# [Records to process]
════════
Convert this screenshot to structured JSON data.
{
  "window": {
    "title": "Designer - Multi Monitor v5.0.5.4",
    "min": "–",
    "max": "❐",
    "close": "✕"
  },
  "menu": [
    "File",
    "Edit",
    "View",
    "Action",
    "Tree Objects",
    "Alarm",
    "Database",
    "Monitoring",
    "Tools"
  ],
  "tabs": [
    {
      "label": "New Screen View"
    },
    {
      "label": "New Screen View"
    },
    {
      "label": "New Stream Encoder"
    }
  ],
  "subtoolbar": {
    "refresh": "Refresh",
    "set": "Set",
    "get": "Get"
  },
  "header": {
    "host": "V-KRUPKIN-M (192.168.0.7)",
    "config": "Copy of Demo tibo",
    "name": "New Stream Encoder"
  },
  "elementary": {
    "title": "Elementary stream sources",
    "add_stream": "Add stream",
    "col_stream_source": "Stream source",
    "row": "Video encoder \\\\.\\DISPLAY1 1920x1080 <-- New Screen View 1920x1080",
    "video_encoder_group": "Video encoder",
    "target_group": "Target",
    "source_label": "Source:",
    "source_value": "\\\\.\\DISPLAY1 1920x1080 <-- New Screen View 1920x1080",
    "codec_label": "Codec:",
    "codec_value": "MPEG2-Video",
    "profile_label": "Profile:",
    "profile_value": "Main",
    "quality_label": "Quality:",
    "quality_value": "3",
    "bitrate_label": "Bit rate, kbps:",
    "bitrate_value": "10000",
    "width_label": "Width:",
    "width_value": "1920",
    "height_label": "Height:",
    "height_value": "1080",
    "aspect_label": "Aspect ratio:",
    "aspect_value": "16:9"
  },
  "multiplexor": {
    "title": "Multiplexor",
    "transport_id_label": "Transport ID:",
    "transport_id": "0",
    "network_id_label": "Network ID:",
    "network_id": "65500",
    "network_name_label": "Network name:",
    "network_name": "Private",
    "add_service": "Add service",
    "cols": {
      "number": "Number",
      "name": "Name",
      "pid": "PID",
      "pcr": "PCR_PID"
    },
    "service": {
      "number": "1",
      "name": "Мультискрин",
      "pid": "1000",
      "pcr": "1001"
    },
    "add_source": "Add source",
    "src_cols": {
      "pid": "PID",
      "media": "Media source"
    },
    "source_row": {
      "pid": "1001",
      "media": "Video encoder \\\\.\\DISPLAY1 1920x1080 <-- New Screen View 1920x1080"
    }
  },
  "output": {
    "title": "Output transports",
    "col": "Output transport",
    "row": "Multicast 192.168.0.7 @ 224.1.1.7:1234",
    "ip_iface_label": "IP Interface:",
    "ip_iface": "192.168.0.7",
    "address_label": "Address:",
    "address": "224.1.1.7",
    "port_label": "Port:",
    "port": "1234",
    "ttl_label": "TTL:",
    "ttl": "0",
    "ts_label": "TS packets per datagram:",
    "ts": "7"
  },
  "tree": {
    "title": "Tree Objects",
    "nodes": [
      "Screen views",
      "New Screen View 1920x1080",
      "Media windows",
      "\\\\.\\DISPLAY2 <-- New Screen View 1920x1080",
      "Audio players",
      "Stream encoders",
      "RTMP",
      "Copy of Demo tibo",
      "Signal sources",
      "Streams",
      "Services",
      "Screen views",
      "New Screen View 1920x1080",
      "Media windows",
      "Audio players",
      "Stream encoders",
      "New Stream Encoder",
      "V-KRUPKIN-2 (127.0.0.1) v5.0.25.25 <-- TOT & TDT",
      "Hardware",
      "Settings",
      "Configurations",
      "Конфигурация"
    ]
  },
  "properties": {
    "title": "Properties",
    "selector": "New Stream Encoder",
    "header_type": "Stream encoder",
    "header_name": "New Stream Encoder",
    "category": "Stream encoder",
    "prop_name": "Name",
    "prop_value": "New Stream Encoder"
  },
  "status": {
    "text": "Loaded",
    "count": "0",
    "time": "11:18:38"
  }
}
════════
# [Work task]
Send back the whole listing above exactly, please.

# [Your response]
Convert this screenshot to structured JSON data.
{
  "window": {
    "title": "Designer - Multi Monitor v5.0.5.4",
    "min": "–",
    "max": "❐",
    "close": "✕"
  },
  "menu": [
    "File",
    "Edit",
    "View",
    "Action",
    "Tree Objects",
    "Alarm",
    "Database",
    "Monitoring",
    "Tools"
  ],
  "tabs": [
    {
      "label": "New Screen View"
    },
    {
      "label": "New Screen View"
    },
    {
      "label": "New Stream Encoder"
    }
  ],
  "subtoolbar": {
    "refresh": "Refresh",
    "set": "Set",
    "get": "Get"
  },
  "header": {
    "host": "V-KRUPKIN-M (192.168.0.7)",
    "config": "Copy of Demo tibo",
    "name": "New Stream Encoder"
  },
  "elementary": {
    "title": "Elementary stream sources",
    "add_stream": "Add stream",
    "col_stream_source": "Stream source",
    "row": "Video encoder \\\\.\\DISPLAY1 1920x1080 <-- New Screen View 1920x1080",
    "video_encoder_group": "Video encoder",
    "target_group": "Target",
    "source_label": "Source:",
    "source_value": "\\\\.\\DISPLAY1 1920x1080 <-- New Screen View 1920x1080",
    "codec_label": "Codec:",
    "codec_value": "MPEG2-Video",
    "profile_label": "Profile:",
    "profile_value": "Main",
    "quality_label": "Quality:",
    "quality_value": "3",
    "bitrate_label": "Bit rate, kbps:",
    "bitrate_value": "10000",
    "width_label": "Width:",
    "width_value": "1920",
    "height_label": "Height:",
    "height_value": "1080",
    "aspect_label": "Aspect ratio:",
    "aspect_value": "16:9"
  },
  "multiplexor": {
    "title": "Multiplexor",
    "transport_id_label": "Transport ID:",
    "transport_id": "0",
    "network_id_label": "Network ID:",
    "network_id": "65500",
    "network_name_label": "Network name:",
    "network_name": "Private",
    "add_service": "Add service",
    "cols": {
      "number": "Number",
      "name": "Name",
      "pid": "PID",
      "pcr": "PCR_PID"
    },
    "service": {
      "number": "1",
      "name": "Мультискрин",
      "pid": "1000",
      "pcr": "1001"
    },
    "add_source": "Add source",
    "src_cols": {
      "pid": "PID",
      "media": "Media source"
    },
    "source_row": {
      "pid": "1001",
      "media": "Video encoder \\\\.\\DISPLAY1 1920x1080 <-- New Screen View 1920x1080"
    }
  },
  "output": {
    "title": "Output transports",
    "col": "Output transport",
    "row": "Multicast 192.168.0.7 @ 224.1.1.7:1234",
    "ip_iface_label": "IP Interface:",
    "ip_iface": "192.168.0.7",
    "address_label": "Address:",
    "address": "224.1.1.7",
    "port_label": "Port:",
    "port": "1234",
    "ttl_label": "TTL:",
    "ttl": "0",
    "ts_label": "TS packets per datagram:",
    "ts": "7"
  },
  "tree": {
    "title": "Tree Objects",
    "nodes": [
      "Screen views",
      "New Screen View 1920x1080",
      "Media windows",
      "\\\\.\\DISPLAY2 <-- New Screen View 1920x1080",
      "Audio players",
      "Stream encoders",
      "RTMP",
      "Copy of Demo tibo",
      "Signal sources",
      "Streams",
      "Services",
      "Screen views",
      "New Screen View 1920x1080",
      "Media windows",
      "Audio players",
      "Stream encoders",
      "New Stream Encoder",
      "V-KRUPKIN-2 (127.0.0.1) v5.0.25.25 <-- TOT & TDT",
      "Hardware",
      "Settings",
      "Configurations",
      "Конфигурация"
    ]
  },
  "properties": {
    "title": "Properties",
    "selector": "New Stream Encoder",
    "header_type": "Stream encoder",
    "header_name": "New Stream Encoder",
    "category": "Stream encoder",
    "prop_name": "Name",
    "prop_value": "New Stream Encoder"
  },
  "status": {
    "text": "Loaded",
    "count": "0",
    "time": "11:18:38"
  }
}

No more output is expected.